The Unity Myth….
Once in a supermoon something odd happens. John Redwood writes or says something and I pretty much agree. His blog today on Party unity is pretty much bang on the nose. It is patently absurd for politicians and political activists to go around pretending we all agree on every single thing, with every dot and comma of Party policy. In fact, it is a tad hypocritical of the left especially to push this view. So many on the left criticise the monolith of News International, for example, for squashing a democratic media by imposing the will of one man, through the iron fiat of many different editorials. We can scarcely insist our political parties should operate in a way we criticise others for doing. Our parties do need some division, they need to reflect a healthy variety of different life perspectives and therefore naturally contain people who come to radically different conclusions. In any case, new media, instant gut reaction mediums like Twitter are making the unity myth even more unsustainable.
Party unity is also a mantra of the insincere and voters defiantly do not like this in politics. Parroting the party line constantly in public, when people often know you do not actually agree, makes you look like a thoughtless drone and worse, like somebody who is perfectly prepared to tell bare-faced lies about what you actually believe. If you don’t agree, people want you to be honest and tell the truth about what you think and why you think it, even if you change your mind, people can then see why and how you have changed your mind. How can people have confidence in your abilities and sincerity as a public figure if your determined to present yourself as being as independent of mind as a member of the Borg collective?
However, as Mr Redwood implies, it is also about the kind of division that exists. Division over policy, over ideas, about the direction we should take and the way forward are broadly accepted and, as is stated in Mr Redwood’s blog, even seen as healthy by many. Personality-based divisions however are broadly speaking frowned upon and unhealthy for Party democracy. This is because they encourage division along the lines of the faithful and faithless into exclusivist cliques, each vying purely for personal power for their chosen champion and nothing else.

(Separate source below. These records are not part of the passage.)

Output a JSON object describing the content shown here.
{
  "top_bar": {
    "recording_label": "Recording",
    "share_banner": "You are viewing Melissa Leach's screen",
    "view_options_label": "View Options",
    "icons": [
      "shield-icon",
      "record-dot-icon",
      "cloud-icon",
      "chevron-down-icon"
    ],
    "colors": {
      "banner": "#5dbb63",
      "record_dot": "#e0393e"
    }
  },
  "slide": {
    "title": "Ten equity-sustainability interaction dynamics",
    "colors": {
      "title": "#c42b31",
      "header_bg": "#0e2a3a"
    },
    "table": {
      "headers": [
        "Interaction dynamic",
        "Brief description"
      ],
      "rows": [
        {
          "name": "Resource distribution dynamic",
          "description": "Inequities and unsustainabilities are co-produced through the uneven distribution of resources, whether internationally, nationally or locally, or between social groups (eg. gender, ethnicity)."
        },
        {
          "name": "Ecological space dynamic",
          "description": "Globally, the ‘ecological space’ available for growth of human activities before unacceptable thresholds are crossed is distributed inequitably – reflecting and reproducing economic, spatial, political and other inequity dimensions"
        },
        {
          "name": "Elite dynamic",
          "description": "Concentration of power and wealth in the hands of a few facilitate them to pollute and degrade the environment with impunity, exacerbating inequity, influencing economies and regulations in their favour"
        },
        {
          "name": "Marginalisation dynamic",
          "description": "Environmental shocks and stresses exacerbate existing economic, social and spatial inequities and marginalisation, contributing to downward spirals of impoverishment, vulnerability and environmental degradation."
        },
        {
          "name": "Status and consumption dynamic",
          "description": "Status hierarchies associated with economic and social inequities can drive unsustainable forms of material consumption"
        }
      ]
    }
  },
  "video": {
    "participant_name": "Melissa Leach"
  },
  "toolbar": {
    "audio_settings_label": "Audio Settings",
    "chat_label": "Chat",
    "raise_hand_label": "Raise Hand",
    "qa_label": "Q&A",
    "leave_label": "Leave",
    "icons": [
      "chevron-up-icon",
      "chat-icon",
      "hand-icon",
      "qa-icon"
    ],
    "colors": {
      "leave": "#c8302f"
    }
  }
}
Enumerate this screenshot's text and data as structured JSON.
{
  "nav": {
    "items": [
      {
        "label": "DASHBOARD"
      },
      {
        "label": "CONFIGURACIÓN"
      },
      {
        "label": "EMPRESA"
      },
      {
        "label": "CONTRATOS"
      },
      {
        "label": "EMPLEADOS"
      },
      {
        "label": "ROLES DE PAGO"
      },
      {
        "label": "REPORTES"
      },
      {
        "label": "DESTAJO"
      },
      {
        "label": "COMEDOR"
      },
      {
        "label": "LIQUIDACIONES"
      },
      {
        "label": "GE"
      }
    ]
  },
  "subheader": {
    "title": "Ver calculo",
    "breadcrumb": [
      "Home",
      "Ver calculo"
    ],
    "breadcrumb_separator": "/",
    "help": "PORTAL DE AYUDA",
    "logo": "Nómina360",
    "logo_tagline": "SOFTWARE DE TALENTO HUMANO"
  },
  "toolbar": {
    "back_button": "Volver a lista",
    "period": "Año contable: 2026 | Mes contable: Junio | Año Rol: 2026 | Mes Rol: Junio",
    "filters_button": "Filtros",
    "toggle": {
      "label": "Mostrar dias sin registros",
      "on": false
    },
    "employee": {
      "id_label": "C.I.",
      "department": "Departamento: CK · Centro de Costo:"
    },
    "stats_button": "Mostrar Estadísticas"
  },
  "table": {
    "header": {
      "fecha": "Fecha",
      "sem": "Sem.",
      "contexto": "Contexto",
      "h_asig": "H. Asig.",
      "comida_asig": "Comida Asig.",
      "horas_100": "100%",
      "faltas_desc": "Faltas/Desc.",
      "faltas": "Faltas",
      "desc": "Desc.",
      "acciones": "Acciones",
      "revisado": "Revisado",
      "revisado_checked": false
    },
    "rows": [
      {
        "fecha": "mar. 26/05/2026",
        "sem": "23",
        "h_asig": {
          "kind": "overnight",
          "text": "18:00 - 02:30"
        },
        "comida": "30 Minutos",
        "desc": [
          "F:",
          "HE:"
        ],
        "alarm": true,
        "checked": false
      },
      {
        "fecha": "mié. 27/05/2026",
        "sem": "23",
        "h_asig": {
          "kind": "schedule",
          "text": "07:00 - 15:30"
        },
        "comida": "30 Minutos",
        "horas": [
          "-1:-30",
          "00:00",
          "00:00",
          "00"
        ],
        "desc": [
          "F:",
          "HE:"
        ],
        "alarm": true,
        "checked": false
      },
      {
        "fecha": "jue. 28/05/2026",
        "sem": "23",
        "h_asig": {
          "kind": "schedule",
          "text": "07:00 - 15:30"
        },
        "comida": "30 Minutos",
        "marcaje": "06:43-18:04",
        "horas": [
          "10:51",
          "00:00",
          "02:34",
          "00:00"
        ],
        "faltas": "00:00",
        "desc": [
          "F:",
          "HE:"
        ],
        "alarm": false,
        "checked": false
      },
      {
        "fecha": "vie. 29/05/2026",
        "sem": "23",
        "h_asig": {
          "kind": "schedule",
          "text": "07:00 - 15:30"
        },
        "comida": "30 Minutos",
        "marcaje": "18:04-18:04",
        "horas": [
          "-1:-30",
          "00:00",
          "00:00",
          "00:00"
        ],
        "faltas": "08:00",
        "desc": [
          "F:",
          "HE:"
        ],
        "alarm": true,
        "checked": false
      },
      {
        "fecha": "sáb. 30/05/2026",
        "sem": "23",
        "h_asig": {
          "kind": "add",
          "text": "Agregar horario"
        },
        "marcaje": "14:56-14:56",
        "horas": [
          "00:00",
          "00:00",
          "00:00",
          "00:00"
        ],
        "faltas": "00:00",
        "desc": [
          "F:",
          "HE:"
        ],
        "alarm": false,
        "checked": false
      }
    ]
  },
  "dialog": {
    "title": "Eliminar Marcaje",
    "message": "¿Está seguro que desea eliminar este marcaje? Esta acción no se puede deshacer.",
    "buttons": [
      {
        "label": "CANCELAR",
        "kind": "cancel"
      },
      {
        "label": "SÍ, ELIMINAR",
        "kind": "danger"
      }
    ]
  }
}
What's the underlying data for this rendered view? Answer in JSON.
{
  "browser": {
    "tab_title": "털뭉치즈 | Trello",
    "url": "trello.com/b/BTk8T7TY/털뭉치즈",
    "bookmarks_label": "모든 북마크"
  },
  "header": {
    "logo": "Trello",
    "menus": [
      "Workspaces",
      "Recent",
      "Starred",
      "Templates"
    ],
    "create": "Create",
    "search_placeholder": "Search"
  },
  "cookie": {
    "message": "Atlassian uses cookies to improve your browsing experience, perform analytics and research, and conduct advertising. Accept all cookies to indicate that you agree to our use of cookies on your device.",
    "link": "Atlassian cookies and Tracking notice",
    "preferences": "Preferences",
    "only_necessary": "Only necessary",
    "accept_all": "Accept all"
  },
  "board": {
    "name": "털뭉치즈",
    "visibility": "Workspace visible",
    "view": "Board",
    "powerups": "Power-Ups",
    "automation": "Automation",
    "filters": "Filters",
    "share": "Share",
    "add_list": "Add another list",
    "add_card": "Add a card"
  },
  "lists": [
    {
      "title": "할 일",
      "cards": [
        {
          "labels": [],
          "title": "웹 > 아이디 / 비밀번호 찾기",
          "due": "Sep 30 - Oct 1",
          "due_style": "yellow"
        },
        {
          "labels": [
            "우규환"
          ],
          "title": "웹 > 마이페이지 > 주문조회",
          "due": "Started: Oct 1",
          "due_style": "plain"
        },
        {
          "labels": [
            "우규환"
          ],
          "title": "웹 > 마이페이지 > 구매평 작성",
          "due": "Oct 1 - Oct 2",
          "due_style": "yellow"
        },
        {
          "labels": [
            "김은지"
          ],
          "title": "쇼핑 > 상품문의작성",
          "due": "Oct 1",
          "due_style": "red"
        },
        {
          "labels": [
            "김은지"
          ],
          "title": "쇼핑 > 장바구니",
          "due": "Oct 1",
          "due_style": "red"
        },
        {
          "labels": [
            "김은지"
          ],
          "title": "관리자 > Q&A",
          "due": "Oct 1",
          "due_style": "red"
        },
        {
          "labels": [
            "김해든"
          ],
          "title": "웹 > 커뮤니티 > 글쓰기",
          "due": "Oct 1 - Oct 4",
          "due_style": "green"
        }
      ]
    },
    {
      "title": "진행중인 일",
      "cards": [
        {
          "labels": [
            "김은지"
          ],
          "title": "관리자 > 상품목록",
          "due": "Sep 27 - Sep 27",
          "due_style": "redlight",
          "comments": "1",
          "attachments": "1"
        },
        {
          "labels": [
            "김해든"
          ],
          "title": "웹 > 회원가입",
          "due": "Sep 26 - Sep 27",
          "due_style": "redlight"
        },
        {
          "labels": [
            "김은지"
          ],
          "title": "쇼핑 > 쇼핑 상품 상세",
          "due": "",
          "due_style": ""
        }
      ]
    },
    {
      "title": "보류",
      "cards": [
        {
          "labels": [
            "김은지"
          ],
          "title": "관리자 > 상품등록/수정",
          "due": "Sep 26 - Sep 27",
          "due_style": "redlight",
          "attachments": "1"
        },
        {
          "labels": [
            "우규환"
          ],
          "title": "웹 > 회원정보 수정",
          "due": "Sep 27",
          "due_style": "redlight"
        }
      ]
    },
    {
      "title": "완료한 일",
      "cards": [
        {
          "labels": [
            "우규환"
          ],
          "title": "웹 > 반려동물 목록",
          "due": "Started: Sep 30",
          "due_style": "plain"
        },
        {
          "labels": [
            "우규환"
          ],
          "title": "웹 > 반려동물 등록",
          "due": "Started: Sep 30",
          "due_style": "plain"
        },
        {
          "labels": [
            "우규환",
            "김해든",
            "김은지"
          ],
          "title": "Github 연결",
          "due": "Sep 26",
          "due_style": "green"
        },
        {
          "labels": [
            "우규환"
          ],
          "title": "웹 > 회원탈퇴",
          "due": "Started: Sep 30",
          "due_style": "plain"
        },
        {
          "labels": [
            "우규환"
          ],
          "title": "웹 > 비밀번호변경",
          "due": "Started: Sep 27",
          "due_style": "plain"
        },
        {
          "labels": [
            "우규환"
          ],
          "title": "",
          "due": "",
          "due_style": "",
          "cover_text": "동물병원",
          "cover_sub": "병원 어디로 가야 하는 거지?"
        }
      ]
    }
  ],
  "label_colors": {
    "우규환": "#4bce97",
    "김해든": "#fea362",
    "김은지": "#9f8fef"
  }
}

Political opponents are wrong to try to punish disunity of an ideological and intellectual kind. For example, I essentially think Mr Jackson, my local MP, was right to rebel against the control-freakery of the Cameroons and I have some sympathy for him, as a fellow participant in politics who cares passionately about my Party. Obviously, I don’t agree with his ideas and indeed loath and despise his politics, however, if I felt I was being undemocratically repressed I would probably react in exactly the same way and think his Party should allow him the space to argue for his ideas. However, I have no sympathy for Peterborough’s Conservatives who are split along personal lines, fighting like ferrets in a sack over nothing more than personal advancement. We are right to criticise the latter but should respectfully not punish the former with cat-calls about ‘divided Parties’. If we do so, we dumb down the political debate and encourage a culture of insincerity and intellectual atrophy in our politics. If we are serious about restoring faith in our battered politics then we need to welcome intellectual clashes and the sincerity of those who rightly have no desire to put themselves before the public as mindless drones, parroting the Party line.